A large baby, miscarriage and still birth of the baby are some of the worst case scenarios that can affect the baby of the mother suffering from GDM. Therefore, the mother should take all the precautions recommended by her doctor during pregnancy.
It is important to keep blood glucose levels under control and to do it, this needs to be monitored at regular intervals so that it may be effectively managed through healthy eating, regular exercise and insulin injections or metformin, if needed.
A pregnant woman needs to eat healthy, nutritious meals at all times for her own as well as for her baby’s well-being. Small portions of food eaten often so that a healthy weight gain is maintained is the ideal way to eat. Include foods that have variety in flavours, looks and nutrition so that it is fun to plan and eat. Carbohydrates, calcium, iron, folia cis are some of the nutrients absolutely essential to consume by a pregnant woman along with foods that are high in fiber and low in saturated fat and sugar. It is advisable to take help from a dietician who will help in making healthy food choices. Drink as much water as you possibly can so as to keep yourself hydrated at all times.
Regular physical activity is necessary for everyone to be fit and specially for women suffering from GDM for it helps in reducing insulin resistance.
Women should continue exercising regularly and try to maintain healthy weight after the baby is born so as to reduce the risk of developing Type-2 diabetes in later life. Women suffering from GDM are encouraged to breast-feed the new-born baby like all new mothers.
ABOUT AVNI KAUL:
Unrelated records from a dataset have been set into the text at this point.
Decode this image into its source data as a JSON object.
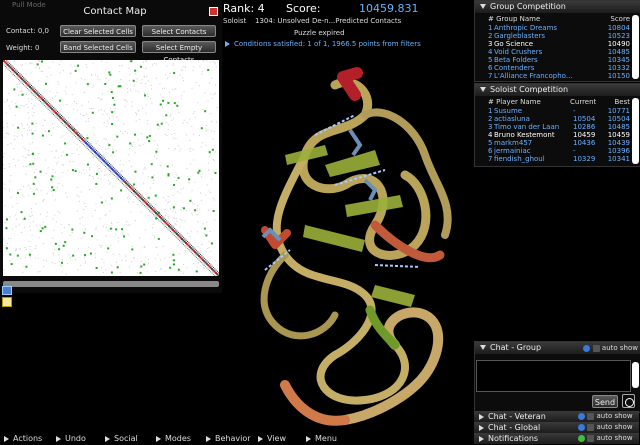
{
  "contact_map": {
    "mode_label": "Pull Mode",
    "title": "Contact Map",
    "contact_label": "Contact: 0,0",
    "weight_label": "Weight: 0",
    "buttons": [
      "Clear Selected Cells",
      "Select Contacts",
      "Band Selected Cells",
      "Select Empty Contacts"
    ]
  },
  "score_panel": {
    "rank": "Rank: 4",
    "score_label": "Score:",
    "score_value": "10459.831",
    "role": "Soloist",
    "puzzle_name": "1304: Unsolved De-n...Predicted Contacts",
    "status": "Puzzle expired",
    "conditions": "Conditions satisfied: 1 of 1, 1966.5 points from filters"
  },
  "group_competition": {
    "title": "Group Competition",
    "col_name": "# Group Name",
    "col_score": "Score",
    "rows": [
      {
        "rank": "1",
        "name": "Anthropic Dreams",
        "score": "10804",
        "highlight": false
      },
      {
        "rank": "2",
        "name": "Gargleblasters",
        "score": "10523",
        "highlight": false
      },
      {
        "rank": "3",
        "name": "Go Science",
        "score": "10490",
        "highlight": true
      },
      {
        "rank": "4",
        "name": "Void Crushers",
        "score": "10485",
        "highlight": false
      },
      {
        "rank": "5",
        "name": "Beta Folders",
        "score": "10345",
        "highlight": false
      },
      {
        "rank": "6",
        "name": "Contenders",
        "score": "10332",
        "highlight": false
      },
      {
        "rank": "7",
        "name": "L'Alliance Francopho...",
        "score": "10150",
        "highlight": false
      }
    ]
  },
  "soloist_competition": {
    "title": "Soloist Competition",
    "col_name": "# Player Name",
    "col_current": "Current",
    "col_best": "Best",
    "rows": [
      {
        "rank": "1",
        "name": "Susume",
        "current": "-",
        "best": "10771",
        "highlight": false
      },
      {
        "rank": "2",
        "name": "actiasluna",
        "current": "10504",
        "best": "10504",
        "highlight": false
      },
      {
        "rank": "3",
        "name": "Timo van der Laan",
        "current": "10286",
        "best": "10485",
        "highlight": false
      },
      {
        "rank": "4",
        "name": "Bruno Kestemont",
        "current": "10459",
        "best": "10459",
        "highlight": true
      },
      {
        "rank": "5",
        "name": "markm457",
        "current": "10436",
        "best": "10439",
        "highlight": false
      },
      {
        "rank": "6",
        "name": "jermainiac",
        "current": "-",
        "best": "10396",
        "highlight": false
      },
      {
        "rank": "7",
        "name": "fiendish_ghoul",
        "current": "10329",
        "best": "10341",
        "highlight": false
      }
    ]
  },
  "chat": {
    "group_title": "Chat - Group",
    "auto_show": "auto show",
    "send_label": "Send",
    "collapsed": [
      "Chat - Veteran",
      "Chat - Global",
      "Notifications"
    ]
  },
  "bottom_menu": [
    "Actions",
    "Undo",
    "Social",
    "Modes",
    "Behavior",
    "View",
    "Menu"
  ],
  "colors": {
    "accent_blue": "#5aa0ff",
    "panel_bg": "#0c0c0c",
    "highlight_text": "#ffffff"
  }
}
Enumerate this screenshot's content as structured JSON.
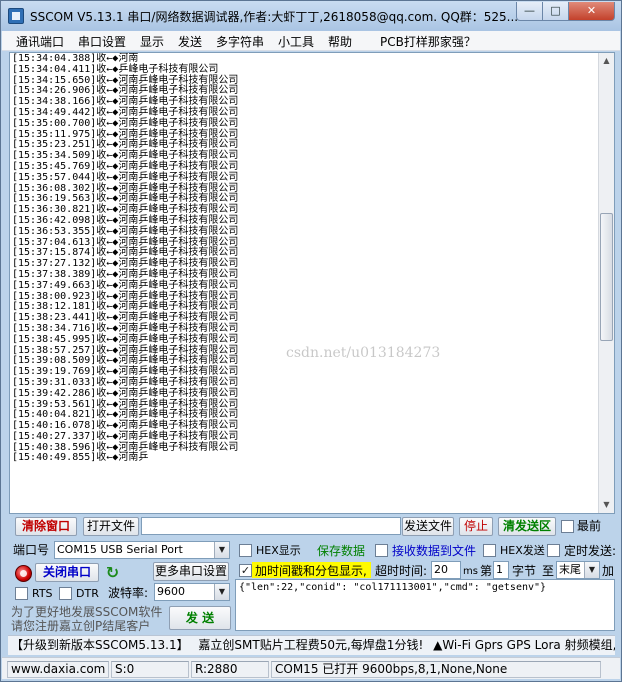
{
  "window": {
    "title": "SSCOM V5.13.1 串口/网络数据调试器,作者:大虾丁丁,2618058@qq.com. QQ群：525...",
    "minimize": "—",
    "maximize": "□",
    "close": "✕"
  },
  "menu": [
    "通讯端口",
    "串口设置",
    "显示",
    "发送",
    "多字符串",
    "小工具",
    "帮助",
    "PCB打样那家强？"
  ],
  "receive_lines": [
    "[15:34:04.388]收←◆河南",
    "[15:34:04.411]收←◆乒峰电子科技有限公司",
    "[15:34:15.650]收←◆河南乒峰电子科技有限公司",
    "[15:34:26.906]收←◆河南乒峰电子科技有限公司",
    "[15:34:38.166]收←◆河南乒峰电子科技有限公司",
    "[15:34:49.442]收←◆河南乒峰电子科技有限公司",
    "[15:35:00.700]收←◆河南乒峰电子科技有限公司",
    "[15:35:11.975]收←◆河南乒峰电子科技有限公司",
    "[15:35:23.251]收←◆河南乒峰电子科技有限公司",
    "[15:35:34.509]收←◆河南乒峰电子科技有限公司",
    "[15:35:45.769]收←◆河南乒峰电子科技有限公司",
    "[15:35:57.044]收←◆河南乒峰电子科技有限公司",
    "[15:36:08.302]收←◆河南乒峰电子科技有限公司",
    "[15:36:19.563]收←◆河南乒峰电子科技有限公司",
    "[15:36:30.821]收←◆河南乒峰电子科技有限公司",
    "[15:36:42.098]收←◆河南乒峰电子科技有限公司",
    "[15:36:53.355]收←◆河南乒峰电子科技有限公司",
    "[15:37:04.613]收←◆河南乒峰电子科技有限公司",
    "[15:37:15.874]收←◆河南乒峰电子科技有限公司",
    "[15:37:27.132]收←◆河南乒峰电子科技有限公司",
    "[15:37:38.389]收←◆河南乒峰电子科技有限公司",
    "[15:37:49.663]收←◆河南乒峰电子科技有限公司",
    "[15:38:00.923]收←◆河南乒峰电子科技有限公司",
    "[15:38:12.181]收←◆河南乒峰电子科技有限公司",
    "[15:38:23.441]收←◆河南乒峰电子科技有限公司",
    "[15:38:34.716]收←◆河南乒峰电子科技有限公司",
    "[15:38:45.995]收←◆河南乒峰电子科技有限公司",
    "[15:38:57.257]收←◆河南乒峰电子科技有限公司",
    "[15:39:08.509]收←◆河南乒峰电子科技有限公司",
    "[15:39:19.769]收←◆河南乒峰电子科技有限公司",
    "[15:39:31.033]收←◆河南乒峰电子科技有限公司",
    "[15:39:42.286]收←◆河南乒峰电子科技有限公司",
    "[15:39:53.561]收←◆河南乒峰电子科技有限公司",
    "[15:40:04.821]收←◆河南乒峰电子科技有限公司",
    "[15:40:16.078]收←◆河南乒峰电子科技有限公司",
    "[15:40:27.337]收←◆河南乒峰电子科技有限公司",
    "[15:40:38.596]收←◆河南乒峰电子科技有限公司",
    "[15:40:49.855]收←◆河南乒"
  ],
  "watermark": "csdn.net/u013184273",
  "toolbar": {
    "clear_window": "清除窗口",
    "open_file": "打开文件",
    "file_path": "",
    "send_file": "发送文件",
    "stop": "停止",
    "clear_send": "清发送区",
    "last_label": "最前"
  },
  "port": {
    "label": "端口号",
    "value": "COM15 USB Serial Port",
    "close_button": "关闭串口",
    "more_settings": "更多串口设置",
    "rts_label": "RTS",
    "dtr_label": "DTR",
    "baud_label": "波特率:",
    "baud_value": "9600"
  },
  "options": {
    "hex_display": "HEX显示",
    "save_data": "保存数据",
    "recv_to_file": "接收数据到文件",
    "hex_send": "HEX发送",
    "timed_send": "定时发送:",
    "timestamp_label": "加时间戳和分包显示,",
    "timeout_label": "超时时间:",
    "timeout_value": "20",
    "ms_label": "ms",
    "nth_label": "第",
    "byte_index": "1",
    "byte_label": "字节",
    "to_label": "至",
    "tail_value": "末尾",
    "add_label": "加"
  },
  "send_box": "{\"len\":22,\"conid\": \"col171113001\",\"cmd\": \"getsenv\"}",
  "promo": {
    "line1": "为了更好地发展SSCOM软件",
    "line2": "请您注册嘉立创P结尾客户",
    "send_button": "发 送"
  },
  "banner": {
    "upgrade": "【升级到新版本SSCOM5.13.1】",
    "ad1": "嘉立创SMT贴片工程费50元,每焊盘1分钱!",
    "ad2": "▲Wi-Fi Gprs GPS Lora 射频模组,"
  },
  "status": {
    "website": "www.daxia.com",
    "sent": "S:0",
    "received": "R:2880",
    "port_state": "COM15 已打开  9600bps,8,1,None,None"
  }
}
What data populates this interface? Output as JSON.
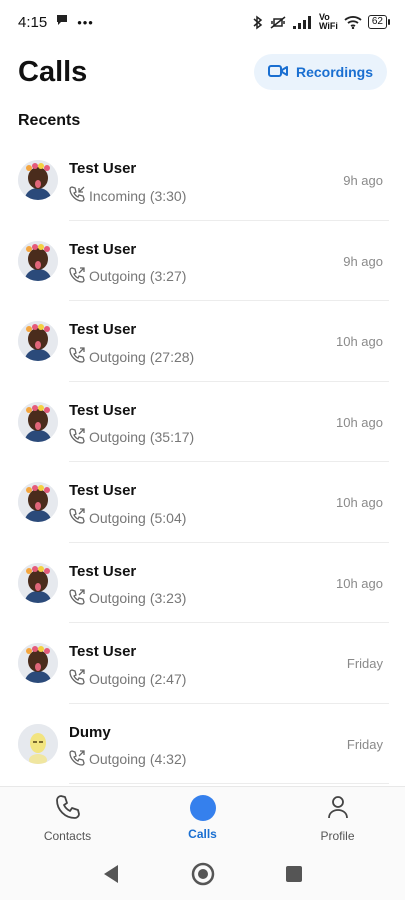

Avni, Founder of Nutri Activania (www.nutriactivania.com) believes in a holistic approach to optimal living and considers other wellness factors such as sleep, exercise, environmental exposures, and stress levels to create an individualized nutrition plan. She does not believe in gimmicks or starvation plans. Which is why she insists on being called a ‘wellness coach’ and not just a ‘dietitian’). To consult with Avni, or follow her, you can click on any one of these links: